That was what Elliott Snuggs of Asian Access advised after the tsunami hit Japan in 2011. Though it was difficult seeing other churches heading out to the devastated Tohoku region, we waited.

On May 7-29, we will embark on the biggest surge of ministry overseas in recent memory. And it all came about by waiting.

Last September, we sent out our worship pastor Ian Nagata to roam the land of Japan to discern his long-term ministry there. A few weeks later, we commissioned Garrett Inouye for a two-year term with Asian Access as a church planting associate in the Tohoku region.

The Prayer Council had been praying for a missions trip where they could train up churches in prayer ministry. They were invited by Asian Access to do prayer ministry at their annual staff and missionary retreat in Japan this year.

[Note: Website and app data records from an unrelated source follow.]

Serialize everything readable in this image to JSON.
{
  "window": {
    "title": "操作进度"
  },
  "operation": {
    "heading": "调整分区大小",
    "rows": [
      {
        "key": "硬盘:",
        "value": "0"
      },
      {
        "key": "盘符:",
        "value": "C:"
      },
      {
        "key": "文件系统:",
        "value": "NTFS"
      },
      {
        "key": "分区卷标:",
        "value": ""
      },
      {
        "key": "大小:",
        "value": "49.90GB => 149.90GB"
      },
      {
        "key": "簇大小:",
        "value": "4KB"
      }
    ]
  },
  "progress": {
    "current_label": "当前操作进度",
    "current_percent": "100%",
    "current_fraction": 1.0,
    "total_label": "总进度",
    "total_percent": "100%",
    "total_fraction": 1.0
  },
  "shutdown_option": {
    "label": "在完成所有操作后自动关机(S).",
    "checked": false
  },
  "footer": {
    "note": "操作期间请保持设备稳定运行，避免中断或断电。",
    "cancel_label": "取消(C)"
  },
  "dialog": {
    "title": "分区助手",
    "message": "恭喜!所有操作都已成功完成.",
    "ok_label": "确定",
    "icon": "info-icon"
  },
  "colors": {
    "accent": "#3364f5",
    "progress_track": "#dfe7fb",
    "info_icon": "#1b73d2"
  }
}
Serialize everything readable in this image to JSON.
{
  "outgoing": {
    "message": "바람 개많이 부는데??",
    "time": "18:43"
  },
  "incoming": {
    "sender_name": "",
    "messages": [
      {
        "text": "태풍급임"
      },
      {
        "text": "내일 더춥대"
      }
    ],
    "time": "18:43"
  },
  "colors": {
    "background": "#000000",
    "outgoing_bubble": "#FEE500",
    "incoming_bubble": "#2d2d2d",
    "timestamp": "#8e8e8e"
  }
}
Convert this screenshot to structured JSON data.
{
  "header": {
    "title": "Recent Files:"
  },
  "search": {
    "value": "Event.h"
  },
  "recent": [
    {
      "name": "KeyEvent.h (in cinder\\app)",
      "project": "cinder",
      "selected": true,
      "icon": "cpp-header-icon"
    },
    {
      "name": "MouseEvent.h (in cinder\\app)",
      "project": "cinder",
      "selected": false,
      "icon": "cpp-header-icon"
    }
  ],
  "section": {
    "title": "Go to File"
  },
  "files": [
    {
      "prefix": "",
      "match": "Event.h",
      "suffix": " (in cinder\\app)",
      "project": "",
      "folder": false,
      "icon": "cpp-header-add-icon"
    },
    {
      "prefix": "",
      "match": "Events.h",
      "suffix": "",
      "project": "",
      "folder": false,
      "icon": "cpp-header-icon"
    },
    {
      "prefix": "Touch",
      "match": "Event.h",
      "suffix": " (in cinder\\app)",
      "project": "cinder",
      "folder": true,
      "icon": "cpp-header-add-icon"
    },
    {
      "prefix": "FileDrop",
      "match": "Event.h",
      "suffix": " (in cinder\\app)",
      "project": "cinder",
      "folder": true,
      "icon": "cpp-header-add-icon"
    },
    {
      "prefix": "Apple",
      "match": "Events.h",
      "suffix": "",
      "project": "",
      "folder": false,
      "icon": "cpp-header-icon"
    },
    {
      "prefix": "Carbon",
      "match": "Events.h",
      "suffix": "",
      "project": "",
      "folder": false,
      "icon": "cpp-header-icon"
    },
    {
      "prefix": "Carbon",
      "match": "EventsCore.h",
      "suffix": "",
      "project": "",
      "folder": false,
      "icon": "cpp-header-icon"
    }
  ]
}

However, Pastor Ron was hesitant about committing until they heard who the speaker was going to be.

When Pastor Cory was asked by Asian Access to speak at their retreat, he was open yet reluctant, because of his reluctance to travel. When he heard members of the Prayer Council were invited, he knew God may be calling him and his wife Reine to Japan.

Elliott had asked me if I wanted to attend the retreat but I saw no reason to, until I found out Pastor Cory, Auntie Reine and members of the Prayer Council were going. I asked Pastor Ron if I could be an honorary Prayer Council member and assist in their ministry, as I already made a promise to Ian and Garrett that I would visit them within their first six months in Japan.

After the retreat, Pastor Cory will be speaking to various groups of pastors in the Tohoku region. This came about due to the impactful time of sharing he had with a visiting group of pastors from Japan on the day Garrett was commissioned. The prayer team will train churches in the Tohouku region in prayer ministry. I will spend a week with Garrett and pay for my family to come join me to see Garrett’s church and thank the individuals and families that have supported him. We will visit Kelly’s family in Nagoya during the following week and then head to Tokyo on the weekend to visit Ian, his church and also thank the individuals and families that have supported him.

I believe it is because we waited, that God has allowed us to embark on ministries with a longer projected impact than if we had simply responded right after the tsunami. We are heading into the Tohoku region when all the major relief organizations have pulled out.

Even prior to the tsunami, our ministry in Japan had grown dormant to the point where people were questioning whether we were even called to Japan. But our ministry in Japan is not done.

God just wanted us to wait for such a time as this.